The result should be every line of the listing that contains "label".

"""

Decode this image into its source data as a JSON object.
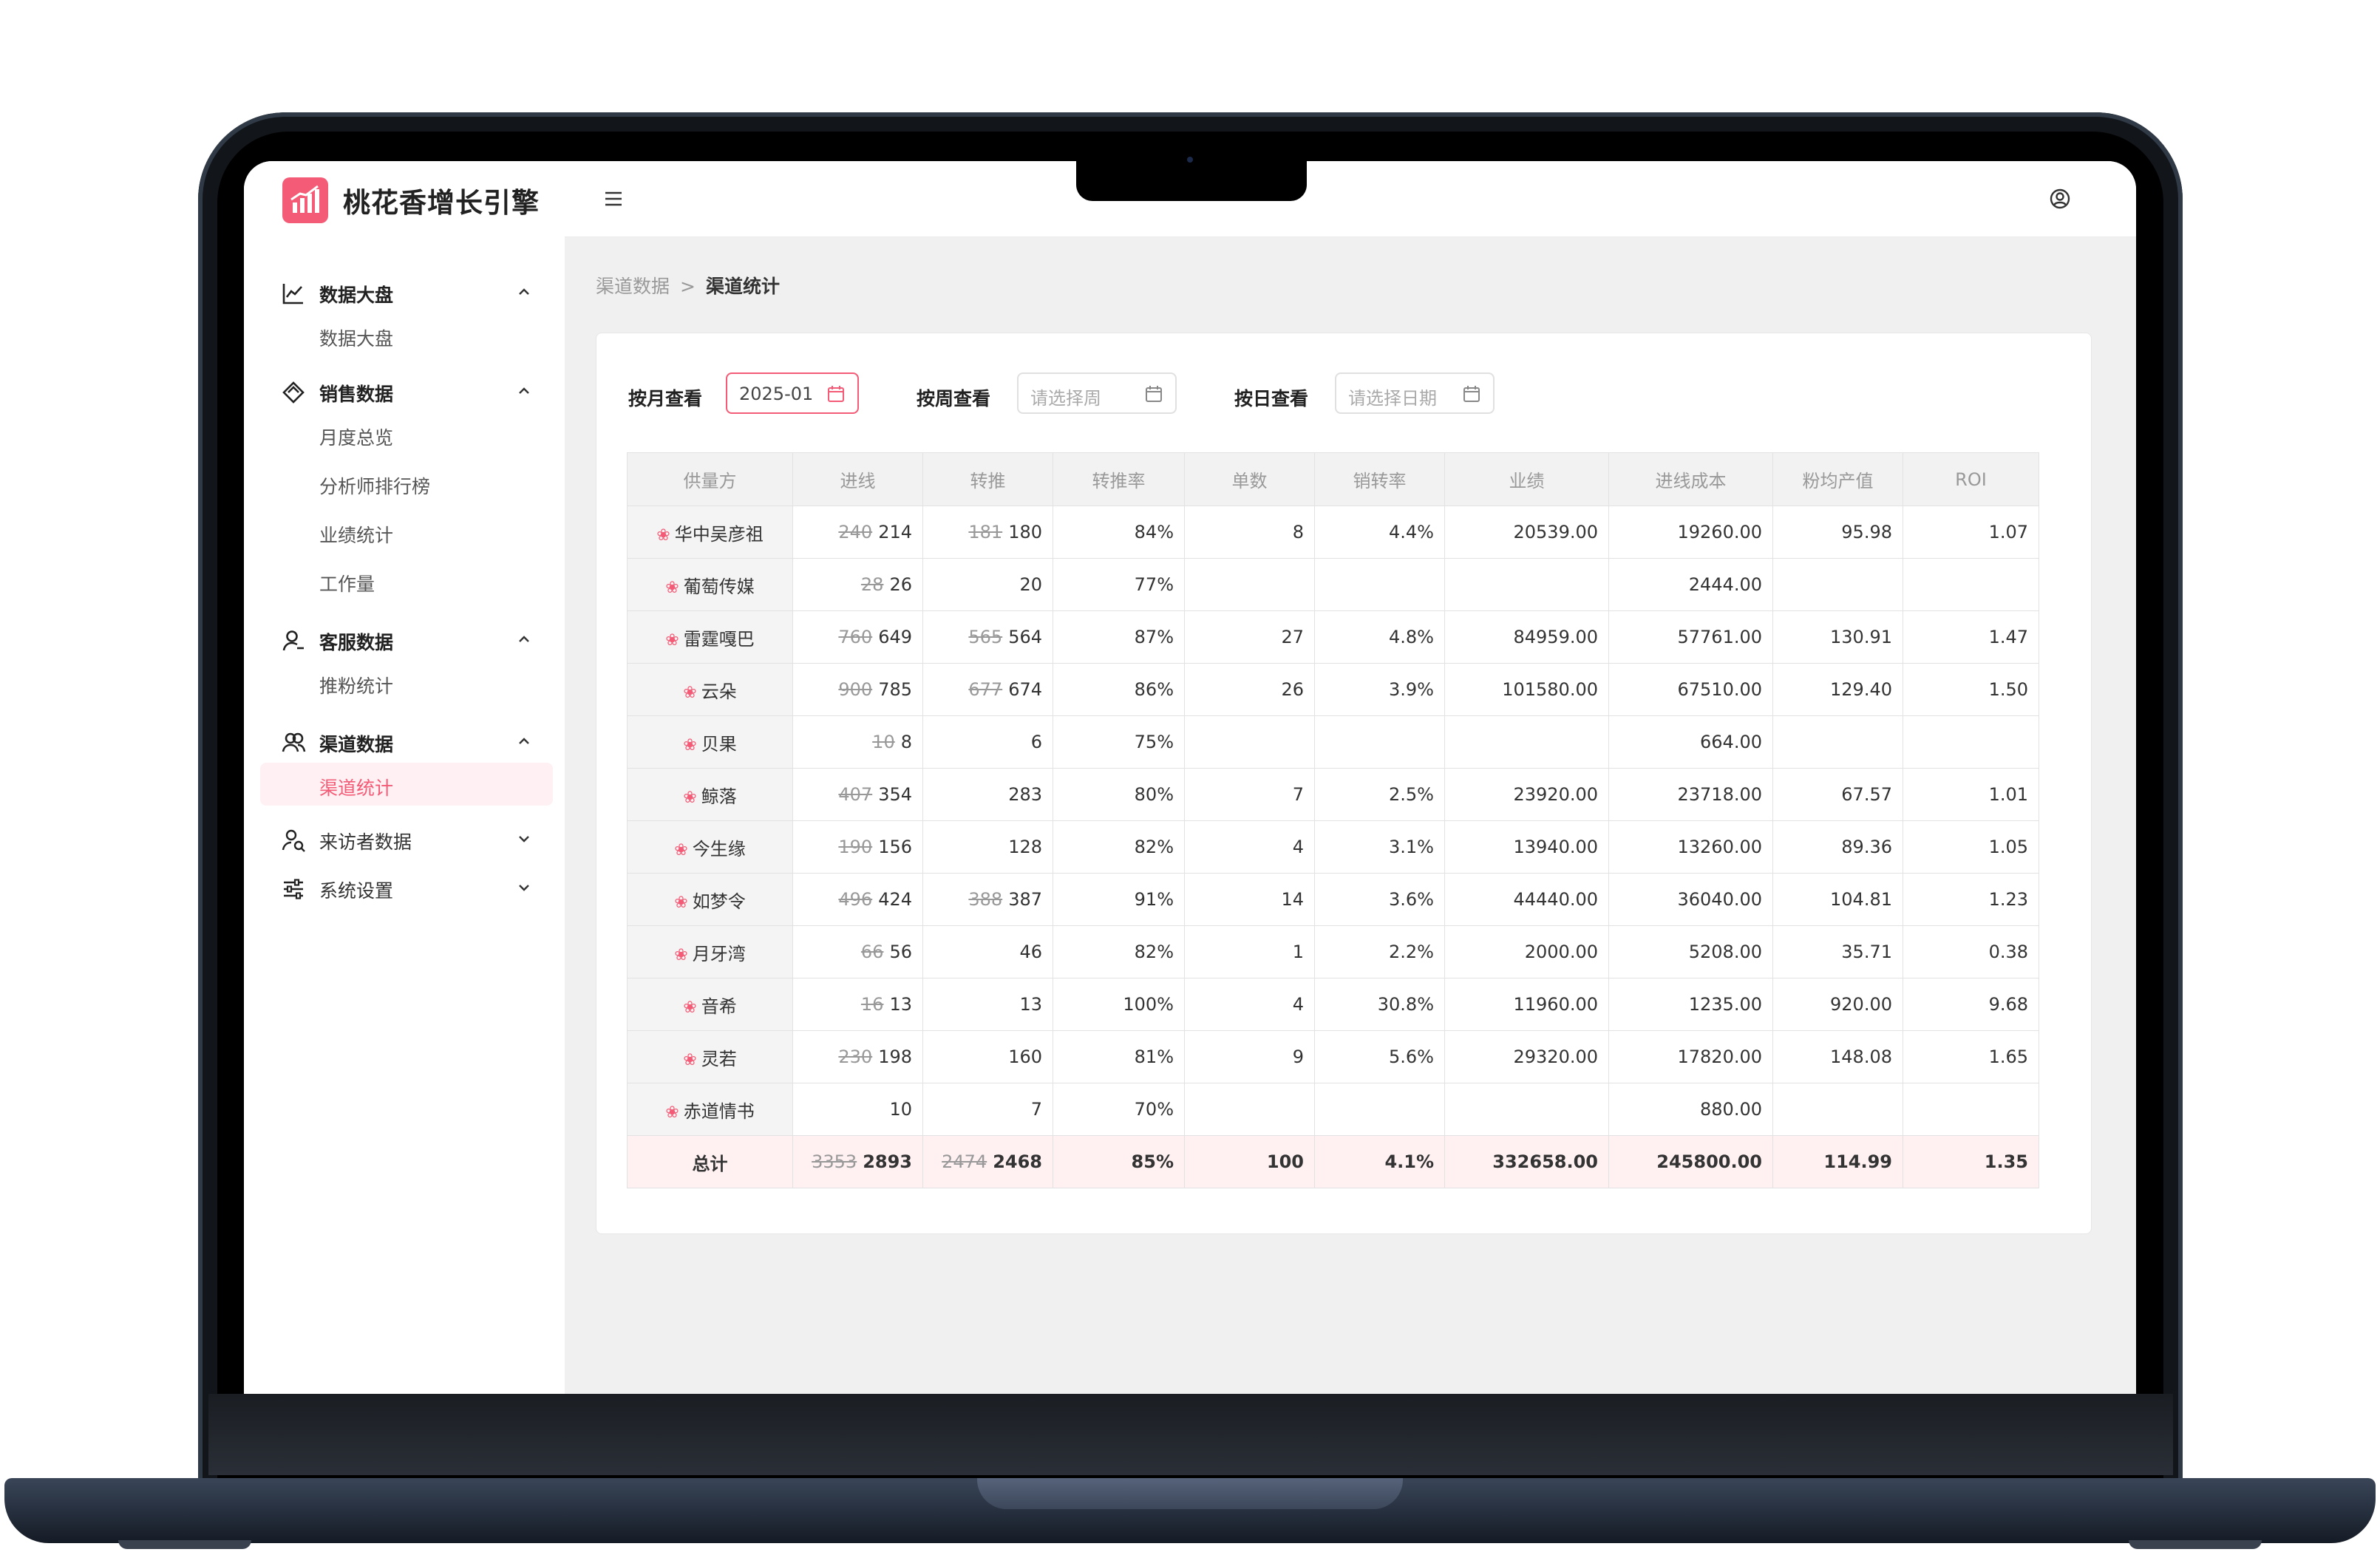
{
  "app": {
    "title": "桃花香增长引擎"
  },
  "sidebar": {
    "groups": [
      {
        "label": "数据大盘",
        "items": [
          "数据大盘"
        ]
      },
      {
        "label": "销售数据",
        "items": [
          "月度总览",
          "分析师排行榜",
          "业绩统计",
          "工作量"
        ]
      },
      {
        "label": "客服数据",
        "items": [
          "推粉统计"
        ]
      },
      {
        "label": "渠道数据",
        "items": [
          "渠道统计"
        ]
      },
      {
        "label": "来访者数据",
        "items": []
      },
      {
        "label": "系统设置",
        "items": []
      }
    ],
    "active_item": "渠道统计"
  },
  "breadcrumb": {
    "parent": "渠道数据",
    "separator": ">",
    "current": "渠道统计"
  },
  "filters": {
    "month": {
      "label": "按月查看",
      "value": "2025-01"
    },
    "week": {
      "label": "按周查看",
      "placeholder": "请选择周"
    },
    "day": {
      "label": "按日查看",
      "placeholder": "请选择日期"
    }
  },
  "table": {
    "headers": [
      "供量方",
      "进线",
      "转推",
      "转推率",
      "单数",
      "销转率",
      "业绩",
      "进线成本",
      "粉均产值",
      "ROI"
    ],
    "rows": [
      {
        "supplier": "华中吴彦祖",
        "in_old": "240",
        "in": "214",
        "push_old": "181",
        "push": "180",
        "push_rate": "84%",
        "orders": "8",
        "conv": "4.4%",
        "revenue": "20539.00",
        "cost": "19260.00",
        "avg": "95.98",
        "roi": "1.07"
      },
      {
        "supplier": "葡萄传媒",
        "in_old": "28",
        "in": "26",
        "push_old": "",
        "push": "20",
        "push_rate": "77%",
        "orders": "",
        "conv": "",
        "revenue": "",
        "cost": "2444.00",
        "avg": "",
        "roi": ""
      },
      {
        "supplier": "雷霆嘎巴",
        "in_old": "760",
        "in": "649",
        "push_old": "565",
        "push": "564",
        "push_rate": "87%",
        "orders": "27",
        "conv": "4.8%",
        "revenue": "84959.00",
        "cost": "57761.00",
        "avg": "130.91",
        "roi": "1.47"
      },
      {
        "supplier": "云朵",
        "in_old": "900",
        "in": "785",
        "push_old": "677",
        "push": "674",
        "push_rate": "86%",
        "orders": "26",
        "conv": "3.9%",
        "revenue": "101580.00",
        "cost": "67510.00",
        "avg": "129.40",
        "roi": "1.50"
      },
      {
        "supplier": "贝果",
        "in_old": "10",
        "in": "8",
        "push_old": "",
        "push": "6",
        "push_rate": "75%",
        "orders": "",
        "conv": "",
        "revenue": "",
        "cost": "664.00",
        "avg": "",
        "roi": ""
      },
      {
        "supplier": "鲸落",
        "in_old": "407",
        "in": "354",
        "push_old": "",
        "push": "283",
        "push_rate": "80%",
        "orders": "7",
        "conv": "2.5%",
        "revenue": "23920.00",
        "cost": "23718.00",
        "avg": "67.57",
        "roi": "1.01"
      },
      {
        "supplier": "今生缘",
        "in_old": "190",
        "in": "156",
        "push_old": "",
        "push": "128",
        "push_rate": "82%",
        "orders": "4",
        "conv": "3.1%",
        "revenue": "13940.00",
        "cost": "13260.00",
        "avg": "89.36",
        "roi": "1.05"
      },
      {
        "supplier": "如梦令",
        "in_old": "496",
        "in": "424",
        "push_old": "388",
        "push": "387",
        "push_rate": "91%",
        "orders": "14",
        "conv": "3.6%",
        "revenue": "44440.00",
        "cost": "36040.00",
        "avg": "104.81",
        "roi": "1.23"
      },
      {
        "supplier": "月牙湾",
        "in_old": "66",
        "in": "56",
        "push_old": "",
        "push": "46",
        "push_rate": "82%",
        "orders": "1",
        "conv": "2.2%",
        "revenue": "2000.00",
        "cost": "5208.00",
        "avg": "35.71",
        "roi": "0.38"
      },
      {
        "supplier": "音希",
        "in_old": "16",
        "in": "13",
        "push_old": "",
        "push": "13",
        "push_rate": "100%",
        "orders": "4",
        "conv": "30.8%",
        "revenue": "11960.00",
        "cost": "1235.00",
        "avg": "920.00",
        "roi": "9.68"
      },
      {
        "supplier": "灵若",
        "in_old": "230",
        "in": "198",
        "push_old": "",
        "push": "160",
        "push_rate": "81%",
        "orders": "9",
        "conv": "5.6%",
        "revenue": "29320.00",
        "cost": "17820.00",
        "avg": "148.08",
        "roi": "1.65"
      },
      {
        "supplier": "赤道情书",
        "in_old": "",
        "in": "10",
        "push_old": "",
        "push": "7",
        "push_rate": "70%",
        "orders": "",
        "conv": "",
        "revenue": "",
        "cost": "880.00",
        "avg": "",
        "roi": ""
      }
    ],
    "total": {
      "label": "总计",
      "in_old": "3353",
      "in": "2893",
      "push_old": "2474",
      "push": "2468",
      "push_rate": "85%",
      "orders": "100",
      "conv": "4.1%",
      "revenue": "332658.00",
      "cost": "245800.00",
      "avg": "114.99",
      "roi": "1.35"
    }
  },
  "colors": {
    "accent": "#f35b76",
    "accent_bg": "#fff0f2"
  },
  "icons": {
    "logo": "chart-logo-icon",
    "menu": "hamburger-icon",
    "user": "user-circle-icon",
    "calendar": "calendar-icon",
    "row": "flower-icon"
  }
}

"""

> **Result for this task**
        "label": "数据大盘",
        "label": "销售数据",
        "label": "客服数据",
        "label": "渠道数据",
        "label": "来访者数据",
        "label": "系统设置",
      "label": "按月查看",
      "label": "按周查看",
      "label": "按日查看",
      "label": "总计",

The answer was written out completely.